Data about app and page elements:
· · · · · · ·
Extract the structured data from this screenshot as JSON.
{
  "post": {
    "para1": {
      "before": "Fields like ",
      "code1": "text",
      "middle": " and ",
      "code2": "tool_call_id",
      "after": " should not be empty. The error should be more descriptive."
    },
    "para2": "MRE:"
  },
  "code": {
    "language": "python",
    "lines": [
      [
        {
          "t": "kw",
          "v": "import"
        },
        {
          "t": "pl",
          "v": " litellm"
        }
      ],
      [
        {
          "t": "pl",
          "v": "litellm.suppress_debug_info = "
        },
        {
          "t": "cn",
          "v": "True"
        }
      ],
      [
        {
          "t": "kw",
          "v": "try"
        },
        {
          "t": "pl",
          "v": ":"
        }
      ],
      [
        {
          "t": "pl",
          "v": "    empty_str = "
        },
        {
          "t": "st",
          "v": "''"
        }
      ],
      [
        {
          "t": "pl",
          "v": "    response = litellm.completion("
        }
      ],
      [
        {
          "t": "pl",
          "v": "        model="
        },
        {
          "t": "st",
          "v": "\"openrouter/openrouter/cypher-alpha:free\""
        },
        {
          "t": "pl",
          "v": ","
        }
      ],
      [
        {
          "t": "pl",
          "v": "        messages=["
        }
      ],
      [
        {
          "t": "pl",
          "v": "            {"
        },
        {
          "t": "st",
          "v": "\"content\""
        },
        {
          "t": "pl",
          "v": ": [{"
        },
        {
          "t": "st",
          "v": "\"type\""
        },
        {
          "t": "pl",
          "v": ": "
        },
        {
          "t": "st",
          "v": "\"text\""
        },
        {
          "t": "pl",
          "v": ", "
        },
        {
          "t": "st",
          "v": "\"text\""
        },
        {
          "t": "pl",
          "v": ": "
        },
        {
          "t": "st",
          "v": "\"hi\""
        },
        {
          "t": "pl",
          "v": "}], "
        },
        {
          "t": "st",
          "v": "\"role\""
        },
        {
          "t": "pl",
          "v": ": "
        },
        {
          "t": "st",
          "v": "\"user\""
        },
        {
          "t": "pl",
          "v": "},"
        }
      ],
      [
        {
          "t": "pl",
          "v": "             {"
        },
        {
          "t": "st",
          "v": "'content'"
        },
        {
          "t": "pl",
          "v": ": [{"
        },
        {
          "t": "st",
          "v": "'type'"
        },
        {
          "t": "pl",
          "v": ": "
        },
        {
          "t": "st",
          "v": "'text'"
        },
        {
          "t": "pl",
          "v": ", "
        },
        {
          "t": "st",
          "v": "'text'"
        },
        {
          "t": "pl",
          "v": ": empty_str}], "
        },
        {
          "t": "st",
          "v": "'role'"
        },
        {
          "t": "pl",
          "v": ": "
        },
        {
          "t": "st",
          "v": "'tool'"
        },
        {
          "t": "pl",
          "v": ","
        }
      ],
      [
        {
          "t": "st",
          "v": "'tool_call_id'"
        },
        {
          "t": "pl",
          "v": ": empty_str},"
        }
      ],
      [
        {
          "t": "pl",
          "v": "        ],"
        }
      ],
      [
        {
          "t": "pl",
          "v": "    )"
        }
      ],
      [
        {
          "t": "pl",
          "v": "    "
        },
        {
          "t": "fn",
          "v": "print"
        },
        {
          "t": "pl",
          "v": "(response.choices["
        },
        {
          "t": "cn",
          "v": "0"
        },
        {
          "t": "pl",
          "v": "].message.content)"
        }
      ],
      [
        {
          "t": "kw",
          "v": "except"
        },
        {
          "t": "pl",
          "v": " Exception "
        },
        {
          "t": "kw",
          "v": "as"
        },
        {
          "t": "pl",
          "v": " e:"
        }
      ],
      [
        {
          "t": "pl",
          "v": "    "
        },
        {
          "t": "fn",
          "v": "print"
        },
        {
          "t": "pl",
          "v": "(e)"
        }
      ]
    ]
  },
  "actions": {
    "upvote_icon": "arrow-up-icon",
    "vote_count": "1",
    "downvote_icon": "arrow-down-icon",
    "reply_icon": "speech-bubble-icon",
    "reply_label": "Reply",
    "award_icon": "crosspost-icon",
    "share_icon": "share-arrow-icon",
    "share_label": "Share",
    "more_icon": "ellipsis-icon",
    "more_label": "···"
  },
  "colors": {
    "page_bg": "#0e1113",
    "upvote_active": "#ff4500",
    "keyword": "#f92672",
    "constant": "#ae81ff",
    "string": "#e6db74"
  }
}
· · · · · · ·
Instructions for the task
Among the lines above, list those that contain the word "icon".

Problem solution
    "upvote_icon": "arrow-up-icon",
    "downvote_icon": "arrow-down-icon",
    "reply_icon": "speech-bubble-icon",
    "award_icon": "crosspost-icon",
    "share_icon": "share-arrow-icon",
    "more_icon": "ellipsis-icon",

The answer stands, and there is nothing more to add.